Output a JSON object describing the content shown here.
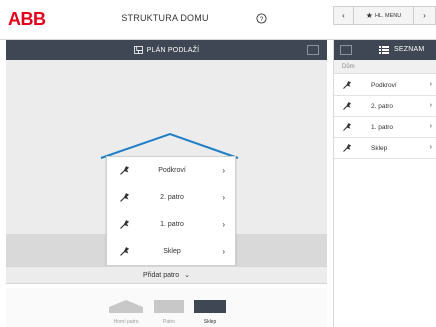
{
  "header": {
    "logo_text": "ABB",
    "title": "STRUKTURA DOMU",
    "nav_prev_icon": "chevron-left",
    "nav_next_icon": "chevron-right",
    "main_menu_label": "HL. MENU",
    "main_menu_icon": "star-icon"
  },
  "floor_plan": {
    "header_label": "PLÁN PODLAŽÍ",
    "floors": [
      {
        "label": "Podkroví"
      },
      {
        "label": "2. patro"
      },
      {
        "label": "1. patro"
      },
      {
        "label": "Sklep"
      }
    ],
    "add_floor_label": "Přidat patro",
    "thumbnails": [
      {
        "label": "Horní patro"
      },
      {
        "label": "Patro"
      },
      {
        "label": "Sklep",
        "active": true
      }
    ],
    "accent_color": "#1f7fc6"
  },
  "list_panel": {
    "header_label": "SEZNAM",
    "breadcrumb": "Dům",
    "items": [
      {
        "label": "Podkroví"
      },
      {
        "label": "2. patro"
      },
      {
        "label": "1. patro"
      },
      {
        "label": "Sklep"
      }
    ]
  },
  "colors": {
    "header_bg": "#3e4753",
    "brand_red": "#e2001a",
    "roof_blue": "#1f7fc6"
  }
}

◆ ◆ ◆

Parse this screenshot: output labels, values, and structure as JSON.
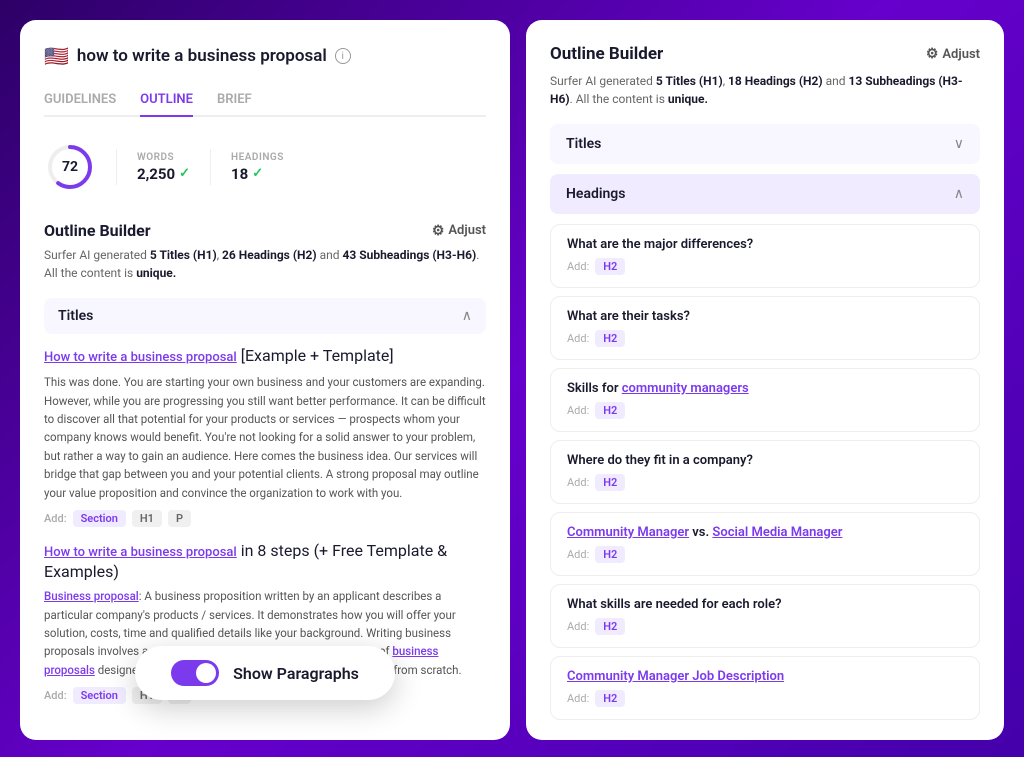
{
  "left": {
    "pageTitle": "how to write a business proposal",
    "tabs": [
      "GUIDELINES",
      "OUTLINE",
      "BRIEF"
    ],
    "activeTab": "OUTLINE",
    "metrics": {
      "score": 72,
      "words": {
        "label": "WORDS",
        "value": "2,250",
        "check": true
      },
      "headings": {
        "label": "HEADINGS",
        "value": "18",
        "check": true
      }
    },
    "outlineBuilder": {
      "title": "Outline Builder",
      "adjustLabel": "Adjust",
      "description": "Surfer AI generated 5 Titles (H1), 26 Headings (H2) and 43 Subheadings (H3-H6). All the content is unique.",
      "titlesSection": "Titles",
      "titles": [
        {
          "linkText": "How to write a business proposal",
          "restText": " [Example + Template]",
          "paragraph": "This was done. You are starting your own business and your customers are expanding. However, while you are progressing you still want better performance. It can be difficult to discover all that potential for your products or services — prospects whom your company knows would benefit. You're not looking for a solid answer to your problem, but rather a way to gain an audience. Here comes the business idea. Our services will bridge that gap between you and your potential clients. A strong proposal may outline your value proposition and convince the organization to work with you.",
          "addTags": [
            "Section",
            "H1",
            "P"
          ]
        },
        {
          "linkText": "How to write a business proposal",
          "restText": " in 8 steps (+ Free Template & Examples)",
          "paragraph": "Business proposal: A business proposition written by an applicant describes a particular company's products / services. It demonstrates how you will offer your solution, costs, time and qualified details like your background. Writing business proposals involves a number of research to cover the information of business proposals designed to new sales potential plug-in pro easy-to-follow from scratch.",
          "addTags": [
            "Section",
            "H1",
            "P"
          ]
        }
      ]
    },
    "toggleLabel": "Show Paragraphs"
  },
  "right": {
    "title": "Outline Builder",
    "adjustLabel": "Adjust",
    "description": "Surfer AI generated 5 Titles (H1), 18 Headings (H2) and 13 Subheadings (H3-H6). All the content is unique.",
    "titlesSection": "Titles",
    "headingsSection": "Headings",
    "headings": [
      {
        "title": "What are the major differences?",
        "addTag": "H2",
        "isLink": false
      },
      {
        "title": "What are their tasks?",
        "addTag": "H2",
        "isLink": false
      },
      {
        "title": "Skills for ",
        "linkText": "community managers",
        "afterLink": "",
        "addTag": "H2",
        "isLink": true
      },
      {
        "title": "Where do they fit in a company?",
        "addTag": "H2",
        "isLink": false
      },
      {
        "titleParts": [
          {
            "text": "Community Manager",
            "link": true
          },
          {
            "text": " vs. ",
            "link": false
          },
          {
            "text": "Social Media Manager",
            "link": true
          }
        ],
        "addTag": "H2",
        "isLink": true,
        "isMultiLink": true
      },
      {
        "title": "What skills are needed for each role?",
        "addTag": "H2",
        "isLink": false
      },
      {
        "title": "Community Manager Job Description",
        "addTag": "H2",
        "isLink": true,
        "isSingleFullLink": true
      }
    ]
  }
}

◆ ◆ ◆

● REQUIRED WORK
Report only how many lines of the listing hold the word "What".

● ANSWER SECTION
3